J-FLAG remains constant in its view that Jamaica will not become a better society until it creates a safer and more wholesome environment in which all its citizens, including lesbians and gays, can live peaceably. As members of a socially outcast group, lesbians and gays, particularly those who reside in innercity communities, where violence and hardship are normal features of daily life, must go to extremes to survive. Many hide in unfulfilling heterosexual relationships, with partners whom they cannot love the way they should; others distance themselves from families to be spared from the judgment of those they love; still others attempt to escape the ostracism through suicide or flight to foreign lands. This state of affairs needs urgent attention as part of the greater social transformation that the country seeks and so badly deserves.

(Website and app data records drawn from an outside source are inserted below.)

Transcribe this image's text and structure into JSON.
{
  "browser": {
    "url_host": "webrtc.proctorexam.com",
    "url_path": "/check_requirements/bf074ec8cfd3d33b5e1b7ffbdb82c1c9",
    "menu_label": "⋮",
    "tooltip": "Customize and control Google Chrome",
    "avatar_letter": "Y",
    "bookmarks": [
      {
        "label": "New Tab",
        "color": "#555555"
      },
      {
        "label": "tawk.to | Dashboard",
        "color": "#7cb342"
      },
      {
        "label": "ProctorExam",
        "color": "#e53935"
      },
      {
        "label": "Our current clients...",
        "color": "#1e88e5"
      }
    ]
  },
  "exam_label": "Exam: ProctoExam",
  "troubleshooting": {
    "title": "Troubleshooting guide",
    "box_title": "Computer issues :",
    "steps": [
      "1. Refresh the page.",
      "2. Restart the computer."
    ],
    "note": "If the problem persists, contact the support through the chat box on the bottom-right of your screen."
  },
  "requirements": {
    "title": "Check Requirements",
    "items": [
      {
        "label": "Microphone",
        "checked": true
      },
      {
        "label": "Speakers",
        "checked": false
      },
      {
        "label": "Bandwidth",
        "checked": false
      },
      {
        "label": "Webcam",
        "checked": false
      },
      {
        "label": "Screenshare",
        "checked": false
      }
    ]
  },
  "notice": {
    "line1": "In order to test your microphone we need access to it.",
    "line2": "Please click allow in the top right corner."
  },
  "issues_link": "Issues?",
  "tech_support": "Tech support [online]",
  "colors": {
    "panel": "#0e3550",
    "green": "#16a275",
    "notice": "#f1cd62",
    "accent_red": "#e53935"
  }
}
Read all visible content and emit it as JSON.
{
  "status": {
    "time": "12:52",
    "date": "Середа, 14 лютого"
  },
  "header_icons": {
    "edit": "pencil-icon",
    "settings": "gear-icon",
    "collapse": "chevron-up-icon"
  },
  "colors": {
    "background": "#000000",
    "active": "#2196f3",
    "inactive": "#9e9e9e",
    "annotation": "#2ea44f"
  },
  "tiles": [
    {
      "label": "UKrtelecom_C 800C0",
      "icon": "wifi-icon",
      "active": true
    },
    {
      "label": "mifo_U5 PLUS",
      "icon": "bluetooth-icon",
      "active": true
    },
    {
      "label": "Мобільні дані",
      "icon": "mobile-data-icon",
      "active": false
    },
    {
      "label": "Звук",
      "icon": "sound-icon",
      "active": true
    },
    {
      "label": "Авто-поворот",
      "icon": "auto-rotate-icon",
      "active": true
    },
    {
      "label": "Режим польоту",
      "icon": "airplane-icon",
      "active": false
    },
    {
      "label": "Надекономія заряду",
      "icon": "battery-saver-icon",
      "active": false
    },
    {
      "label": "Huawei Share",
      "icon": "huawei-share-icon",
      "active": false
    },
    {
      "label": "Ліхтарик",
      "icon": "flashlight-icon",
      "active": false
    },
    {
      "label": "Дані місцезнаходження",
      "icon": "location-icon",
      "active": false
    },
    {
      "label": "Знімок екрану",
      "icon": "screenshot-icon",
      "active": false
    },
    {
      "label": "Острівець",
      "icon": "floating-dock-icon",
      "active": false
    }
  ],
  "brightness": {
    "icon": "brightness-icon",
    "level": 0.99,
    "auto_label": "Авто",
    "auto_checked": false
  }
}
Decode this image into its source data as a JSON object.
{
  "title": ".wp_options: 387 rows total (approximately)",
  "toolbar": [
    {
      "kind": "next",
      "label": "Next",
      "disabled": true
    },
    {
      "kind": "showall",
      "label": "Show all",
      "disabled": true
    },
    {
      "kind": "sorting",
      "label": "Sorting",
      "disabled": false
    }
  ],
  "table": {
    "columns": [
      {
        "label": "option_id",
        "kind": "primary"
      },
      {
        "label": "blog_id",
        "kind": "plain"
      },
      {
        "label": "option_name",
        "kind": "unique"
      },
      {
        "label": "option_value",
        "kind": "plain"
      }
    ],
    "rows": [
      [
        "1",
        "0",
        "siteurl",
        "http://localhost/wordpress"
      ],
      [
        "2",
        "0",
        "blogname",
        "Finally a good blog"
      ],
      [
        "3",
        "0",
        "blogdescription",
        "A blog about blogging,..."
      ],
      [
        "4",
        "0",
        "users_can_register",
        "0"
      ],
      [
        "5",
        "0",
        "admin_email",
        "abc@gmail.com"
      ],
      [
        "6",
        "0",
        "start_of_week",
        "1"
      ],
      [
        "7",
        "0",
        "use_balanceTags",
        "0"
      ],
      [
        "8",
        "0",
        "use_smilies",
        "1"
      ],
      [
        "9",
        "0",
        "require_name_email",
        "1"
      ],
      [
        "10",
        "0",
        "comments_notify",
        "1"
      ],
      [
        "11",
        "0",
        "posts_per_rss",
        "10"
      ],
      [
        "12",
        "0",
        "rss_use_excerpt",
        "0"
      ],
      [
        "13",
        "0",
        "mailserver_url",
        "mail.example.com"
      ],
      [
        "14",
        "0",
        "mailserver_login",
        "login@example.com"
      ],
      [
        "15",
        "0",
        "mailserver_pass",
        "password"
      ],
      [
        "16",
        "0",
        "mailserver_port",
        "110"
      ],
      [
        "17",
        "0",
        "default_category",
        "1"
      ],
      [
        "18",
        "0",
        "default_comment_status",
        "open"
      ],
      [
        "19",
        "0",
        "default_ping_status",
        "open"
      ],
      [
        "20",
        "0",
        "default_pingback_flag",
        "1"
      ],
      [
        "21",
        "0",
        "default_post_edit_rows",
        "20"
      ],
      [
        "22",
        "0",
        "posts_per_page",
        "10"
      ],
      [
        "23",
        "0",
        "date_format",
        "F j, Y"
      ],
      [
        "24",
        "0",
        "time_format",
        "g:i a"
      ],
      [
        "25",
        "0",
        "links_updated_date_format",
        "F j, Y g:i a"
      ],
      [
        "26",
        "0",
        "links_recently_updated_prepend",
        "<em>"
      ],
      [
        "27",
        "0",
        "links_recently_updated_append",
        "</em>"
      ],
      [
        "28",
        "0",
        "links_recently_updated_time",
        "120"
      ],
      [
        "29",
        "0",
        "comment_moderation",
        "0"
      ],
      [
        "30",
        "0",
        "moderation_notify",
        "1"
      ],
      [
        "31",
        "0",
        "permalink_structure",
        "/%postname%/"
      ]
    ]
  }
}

We believe that the defence of antigay discourse as an integral facet of the Jamaican national character is part of the malaise that bedevils our society. Indeed, it is our view that there can be little social progress in Jamaica if the country fails to embrace the tried and proven values of tolerance and sensitivity to difference on which other societies have advanced. For this reason, social actors and opinion leaders must become more conscious that their justification of antigay attitudes and behaviours is not the defence of Jamaican culture but the buttressing of cultural values that constrain the rights of some Jamaicans to act and to be.
J-FLAG hopes for the day that there will no longer be the need to mark an International Day Against Homophobia. For this to happen in Jamaica, the country must begin to see its gay and lesbian citizens and residents as having the same basic civil and human rights as heterosexuals. It therefore is critical that political, academic, religious and business leaders repudiate the civil framework that treats rights and freedoms in an exclusionary manner. Together, we must work for the protection of the rights and freedoms of all citizens and residents as the ultimate feature of our national identity. This protection lies not in the defence of a religious definition of the Jamaican but in the establishment of a modern and truly democratic society. We reiterate our oft-expressed view that as a secular society, Jamaica’s social and political framework remains, to the detriment of its gay and other citizens, overdetermined by religion.
Jamaica Forum for Lesbians All-Sexuals and Gays - J-FLAG
Fax: (876) 978-7876